ASSIGNED TASK: Type out the listing below exactly. Pictures stay out of it.

MATERIAL FOR THE TASK:
^^^^
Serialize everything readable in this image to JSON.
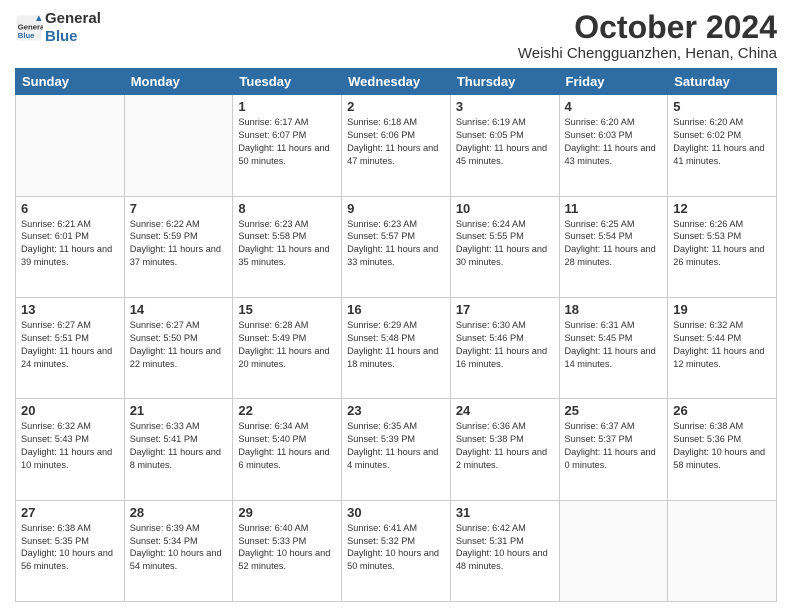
{
  "header": {
    "logo_line1": "General",
    "logo_line2": "Blue",
    "month_title": "October 2024",
    "location": "Weishi Chengguanzhen, Henan, China"
  },
  "days_of_week": [
    "Sunday",
    "Monday",
    "Tuesday",
    "Wednesday",
    "Thursday",
    "Friday",
    "Saturday"
  ],
  "weeks": [
    [
      {
        "day": "",
        "info": ""
      },
      {
        "day": "",
        "info": ""
      },
      {
        "day": "1",
        "info": "Sunrise: 6:17 AM\nSunset: 6:07 PM\nDaylight: 11 hours and 50 minutes."
      },
      {
        "day": "2",
        "info": "Sunrise: 6:18 AM\nSunset: 6:06 PM\nDaylight: 11 hours and 47 minutes."
      },
      {
        "day": "3",
        "info": "Sunrise: 6:19 AM\nSunset: 6:05 PM\nDaylight: 11 hours and 45 minutes."
      },
      {
        "day": "4",
        "info": "Sunrise: 6:20 AM\nSunset: 6:03 PM\nDaylight: 11 hours and 43 minutes."
      },
      {
        "day": "5",
        "info": "Sunrise: 6:20 AM\nSunset: 6:02 PM\nDaylight: 11 hours and 41 minutes."
      }
    ],
    [
      {
        "day": "6",
        "info": "Sunrise: 6:21 AM\nSunset: 6:01 PM\nDaylight: 11 hours and 39 minutes."
      },
      {
        "day": "7",
        "info": "Sunrise: 6:22 AM\nSunset: 5:59 PM\nDaylight: 11 hours and 37 minutes."
      },
      {
        "day": "8",
        "info": "Sunrise: 6:23 AM\nSunset: 5:58 PM\nDaylight: 11 hours and 35 minutes."
      },
      {
        "day": "9",
        "info": "Sunrise: 6:23 AM\nSunset: 5:57 PM\nDaylight: 11 hours and 33 minutes."
      },
      {
        "day": "10",
        "info": "Sunrise: 6:24 AM\nSunset: 5:55 PM\nDaylight: 11 hours and 30 minutes."
      },
      {
        "day": "11",
        "info": "Sunrise: 6:25 AM\nSunset: 5:54 PM\nDaylight: 11 hours and 28 minutes."
      },
      {
        "day": "12",
        "info": "Sunrise: 6:26 AM\nSunset: 5:53 PM\nDaylight: 11 hours and 26 minutes."
      }
    ],
    [
      {
        "day": "13",
        "info": "Sunrise: 6:27 AM\nSunset: 5:51 PM\nDaylight: 11 hours and 24 minutes."
      },
      {
        "day": "14",
        "info": "Sunrise: 6:27 AM\nSunset: 5:50 PM\nDaylight: 11 hours and 22 minutes."
      },
      {
        "day": "15",
        "info": "Sunrise: 6:28 AM\nSunset: 5:49 PM\nDaylight: 11 hours and 20 minutes."
      },
      {
        "day": "16",
        "info": "Sunrise: 6:29 AM\nSunset: 5:48 PM\nDaylight: 11 hours and 18 minutes."
      },
      {
        "day": "17",
        "info": "Sunrise: 6:30 AM\nSunset: 5:46 PM\nDaylight: 11 hours and 16 minutes."
      },
      {
        "day": "18",
        "info": "Sunrise: 6:31 AM\nSunset: 5:45 PM\nDaylight: 11 hours and 14 minutes."
      },
      {
        "day": "19",
        "info": "Sunrise: 6:32 AM\nSunset: 5:44 PM\nDaylight: 11 hours and 12 minutes."
      }
    ],
    [
      {
        "day": "20",
        "info": "Sunrise: 6:32 AM\nSunset: 5:43 PM\nDaylight: 11 hours and 10 minutes."
      },
      {
        "day": "21",
        "info": "Sunrise: 6:33 AM\nSunset: 5:41 PM\nDaylight: 11 hours and 8 minutes."
      },
      {
        "day": "22",
        "info": "Sunrise: 6:34 AM\nSunset: 5:40 PM\nDaylight: 11 hours and 6 minutes."
      },
      {
        "day": "23",
        "info": "Sunrise: 6:35 AM\nSunset: 5:39 PM\nDaylight: 11 hours and 4 minutes."
      },
      {
        "day": "24",
        "info": "Sunrise: 6:36 AM\nSunset: 5:38 PM\nDaylight: 11 hours and 2 minutes."
      },
      {
        "day": "25",
        "info": "Sunrise: 6:37 AM\nSunset: 5:37 PM\nDaylight: 11 hours and 0 minutes."
      },
      {
        "day": "26",
        "info": "Sunrise: 6:38 AM\nSunset: 5:36 PM\nDaylight: 10 hours and 58 minutes."
      }
    ],
    [
      {
        "day": "27",
        "info": "Sunrise: 6:38 AM\nSunset: 5:35 PM\nDaylight: 10 hours and 56 minutes."
      },
      {
        "day": "28",
        "info": "Sunrise: 6:39 AM\nSunset: 5:34 PM\nDaylight: 10 hours and 54 minutes."
      },
      {
        "day": "29",
        "info": "Sunrise: 6:40 AM\nSunset: 5:33 PM\nDaylight: 10 hours and 52 minutes."
      },
      {
        "day": "30",
        "info": "Sunrise: 6:41 AM\nSunset: 5:32 PM\nDaylight: 10 hours and 50 minutes."
      },
      {
        "day": "31",
        "info": "Sunrise: 6:42 AM\nSunset: 5:31 PM\nDaylight: 10 hours and 48 minutes."
      },
      {
        "day": "",
        "info": ""
      },
      {
        "day": "",
        "info": ""
      }
    ]
  ]
}
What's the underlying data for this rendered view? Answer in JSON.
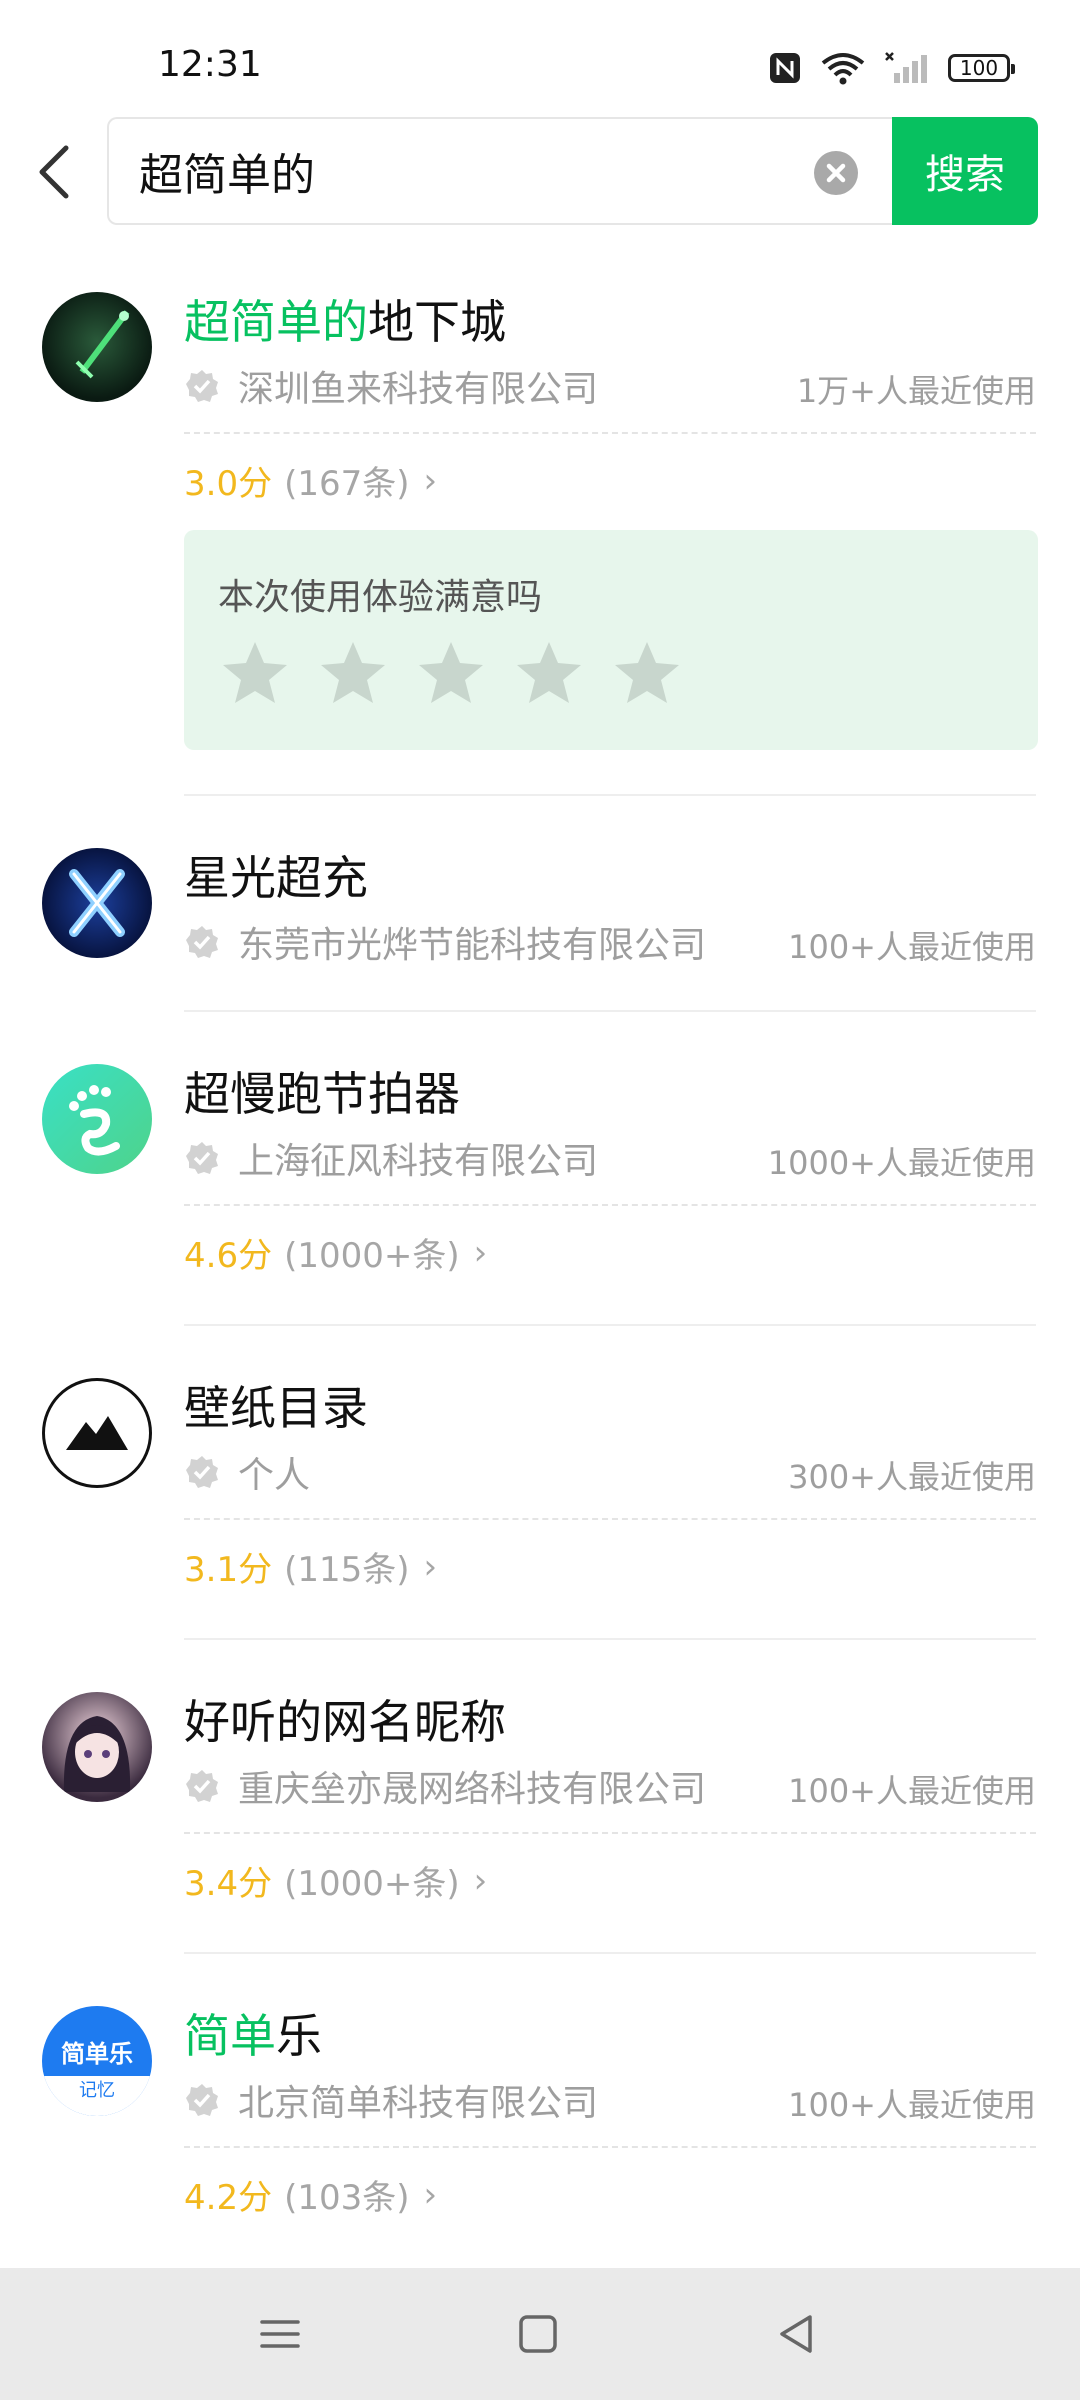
{
  "status_bar": {
    "time": "12:31",
    "battery": "100"
  },
  "search": {
    "query": "超简单的",
    "button_label": "搜索"
  },
  "feedback": {
    "prompt": "本次使用体验满意吗",
    "stars": 5
  },
  "results": [
    {
      "title_hl": "超简单的",
      "title_rest": "地下城",
      "company": "深圳鱼来科技有限公司",
      "usage": "1万+人最近使用",
      "score": "3.0分",
      "reviews": "(167条)"
    },
    {
      "title_hl": "",
      "title_rest": "星光超充",
      "company": "东莞市光烨节能科技有限公司",
      "usage": "100+人最近使用"
    },
    {
      "title_hl": "",
      "title_rest": "超慢跑节拍器",
      "company": "上海征风科技有限公司",
      "usage": "1000+人最近使用",
      "score": "4.6分",
      "reviews": "(1000+条)"
    },
    {
      "title_hl": "",
      "title_rest": "壁纸目录",
      "company": "个人",
      "usage": "300+人最近使用",
      "score": "3.1分",
      "reviews": "(115条)"
    },
    {
      "title_hl": "",
      "title_rest": "好听的网名昵称",
      "company": "重庆垒亦晟网络科技有限公司",
      "usage": "100+人最近使用",
      "score": "3.4分",
      "reviews": "(1000+条)"
    },
    {
      "title_hl": "简单",
      "title_rest": "乐",
      "company": "北京简单科技有限公司",
      "usage": "100+人最近使用",
      "score": "4.2分",
      "reviews": "(103条)",
      "icon_text": "简单乐",
      "icon_subtext": "记忆"
    }
  ],
  "colors": {
    "accent": "#07c160",
    "score": "#f2b81e",
    "muted": "#9e9e9e"
  },
  "icons": [
    "back-arrow-icon",
    "clear-icon",
    "verified-icon",
    "chevron-right-icon",
    "star-icon",
    "menu-icon",
    "home-icon",
    "back-icon"
  ]
}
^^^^
PROBLEM SOLUTION:
Serialize everything readable in this image to JSON.
{
  "header": {
    "logo_line1": "General",
    "logo_line2": "Blue",
    "month_title": "October 2024",
    "location": "Weishi Chengguanzhen, Henan, China"
  },
  "days_of_week": [
    "Sunday",
    "Monday",
    "Tuesday",
    "Wednesday",
    "Thursday",
    "Friday",
    "Saturday"
  ],
  "weeks": [
    [
      {
        "day": "",
        "info": ""
      },
      {
        "day": "",
        "info": ""
      },
      {
        "day": "1",
        "info": "Sunrise: 6:17 AM\nSunset: 6:07 PM\nDaylight: 11 hours and 50 minutes."
      },
      {
        "day": "2",
        "info": "Sunrise: 6:18 AM\nSunset: 6:06 PM\nDaylight: 11 hours and 47 minutes."
      },
      {
        "day": "3",
        "info": "Sunrise: 6:19 AM\nSunset: 6:05 PM\nDaylight: 11 hours and 45 minutes."
      },
      {
        "day": "4",
        "info": "Sunrise: 6:20 AM\nSunset: 6:03 PM\nDaylight: 11 hours and 43 minutes."
      },
      {
        "day": "5",
        "info": "Sunrise: 6:20 AM\nSunset: 6:02 PM\nDaylight: 11 hours and 41 minutes."
      }
    ],
    [
      {
        "day": "6",
        "info": "Sunrise: 6:21 AM\nSunset: 6:01 PM\nDaylight: 11 hours and 39 minutes."
      },
      {
        "day": "7",
        "info": "Sunrise: 6:22 AM\nSunset: 5:59 PM\nDaylight: 11 hours and 37 minutes."
      },
      {
        "day": "8",
        "info": "Sunrise: 6:23 AM\nSunset: 5:58 PM\nDaylight: 11 hours and 35 minutes."
      },
      {
        "day": "9",
        "info": "Sunrise: 6:23 AM\nSunset: 5:57 PM\nDaylight: 11 hours and 33 minutes."
      },
      {
        "day": "10",
        "info": "Sunrise: 6:24 AM\nSunset: 5:55 PM\nDaylight: 11 hours and 30 minutes."
      },
      {
        "day": "11",
        "info": "Sunrise: 6:25 AM\nSunset: 5:54 PM\nDaylight: 11 hours and 28 minutes."
      },
      {
        "day": "12",
        "info": "Sunrise: 6:26 AM\nSunset: 5:53 PM\nDaylight: 11 hours and 26 minutes."
      }
    ],
    [
      {
        "day": "13",
        "info": "Sunrise: 6:27 AM\nSunset: 5:51 PM\nDaylight: 11 hours and 24 minutes."
      },
      {
        "day": "14",
        "info": "Sunrise: 6:27 AM\nSunset: 5:50 PM\nDaylight: 11 hours and 22 minutes."
      },
      {
        "day": "15",
        "info": "Sunrise: 6:28 AM\nSunset: 5:49 PM\nDaylight: 11 hours and 20 minutes."
      },
      {
        "day": "16",
        "info": "Sunrise: 6:29 AM\nSunset: 5:48 PM\nDaylight: 11 hours and 18 minutes."
      },
      {
        "day": "17",
        "info": "Sunrise: 6:30 AM\nSunset: 5:46 PM\nDaylight: 11 hours and 16 minutes."
      },
      {
        "day": "18",
        "info": "Sunrise: 6:31 AM\nSunset: 5:45 PM\nDaylight: 11 hours and 14 minutes."
      },
      {
        "day": "19",
        "info": "Sunrise: 6:32 AM\nSunset: 5:44 PM\nDaylight: 11 hours and 12 minutes."
      }
    ],
    [
      {
        "day": "20",
        "info": "Sunrise: 6:32 AM\nSunset: 5:43 PM\nDaylight: 11 hours and 10 minutes."
      },
      {
        "day": "21",
        "info": "Sunrise: 6:33 AM\nSunset: 5:41 PM\nDaylight: 11 hours and 8 minutes."
      },
      {
        "day": "22",
        "info": "Sunrise: 6:34 AM\nSunset: 5:40 PM\nDaylight: 11 hours and 6 minutes."
      },
      {
        "day": "23",
        "info": "Sunrise: 6:35 AM\nSunset: 5:39 PM\nDaylight: 11 hours and 4 minutes."
      },
      {
        "day": "24",
        "info": "Sunrise: 6:36 AM\nSunset: 5:38 PM\nDaylight: 11 hours and 2 minutes."
      },
      {
        "day": "25",
        "info": "Sunrise: 6:37 AM\nSunset: 5:37 PM\nDaylight: 11 hours and 0 minutes."
      },
      {
        "day": "26",
        "info": "Sunrise: 6:38 AM\nSunset: 5:36 PM\nDaylight: 10 hours and 58 minutes."
      }
    ],
    [
      {
        "day": "27",
        "info": "Sunrise: 6:38 AM\nSunset: 5:35 PM\nDaylight: 10 hours and 56 minutes."
      },
      {
        "day": "28",
        "info": "Sunrise: 6:39 AM\nSunset: 5:34 PM\nDaylight: 10 hours and 54 minutes."
      },
      {
        "day": "29",
        "info": "Sunrise: 6:40 AM\nSunset: 5:33 PM\nDaylight: 10 hours and 52 minutes."
      },
      {
        "day": "30",
        "info": "Sunrise: 6:41 AM\nSunset: 5:32 PM\nDaylight: 10 hours and 50 minutes."
      },
      {
        "day": "31",
        "info": "Sunrise: 6:42 AM\nSunset: 5:31 PM\nDaylight: 10 hours and 48 minutes."
      },
      {
        "day": "",
        "info": ""
      },
      {
        "day": "",
        "info": ""
      }
    ]
  ]
}
What's the underlying data for this rendered view? Answer in JSON.
{
  "status_bar": {
    "time": "12:31",
    "battery": "100"
  },
  "search": {
    "query": "超简单的",
    "button_label": "搜索"
  },
  "feedback": {
    "prompt": "本次使用体验满意吗",
    "stars": 5
  },
  "results": [
    {
      "title_hl": "超简单的",
      "title_rest": "地下城",
      "company": "深圳鱼来科技有限公司",
      "usage": "1万+人最近使用",
      "score": "3.0分",
      "reviews": "(167条)"
    },
    {
      "title_hl": "",
      "title_rest": "星光超充",
      "company": "东莞市光烨节能科技有限公司",
      "usage": "100+人最近使用"
    },
    {
      "title_hl": "",
      "title_rest": "超慢跑节拍器",
      "company": "上海征风科技有限公司",
      "usage": "1000+人最近使用",
      "score": "4.6分",
      "reviews": "(1000+条)"
    },
    {
      "title_hl": "",
      "title_rest": "壁纸目录",
      "company": "个人",
      "usage": "300+人最近使用",
      "score": "3.1分",
      "reviews": "(115条)"
    },
    {
      "title_hl": "",
      "title_rest": "好听的网名昵称",
      "company": "重庆垒亦晟网络科技有限公司",
      "usage": "100+人最近使用",
      "score": "3.4分",
      "reviews": "(1000+条)"
    },
    {
      "title_hl": "简单",
      "title_rest": "乐",
      "company": "北京简单科技有限公司",
      "usage": "100+人最近使用",
      "score": "4.2分",
      "reviews": "(103条)",
      "icon_text": "简单乐",
      "icon_subtext": "记忆"
    }
  ],
  "colors": {
    "accent": "#07c160",
    "score": "#f2b81e",
    "muted": "#9e9e9e"
  },
  "icons": [
    "back-arrow-icon",
    "clear-icon",
    "verified-icon",
    "chevron-right-icon",
    "star-icon",
    "menu-icon",
    "home-icon",
    "back-icon"
  ]
}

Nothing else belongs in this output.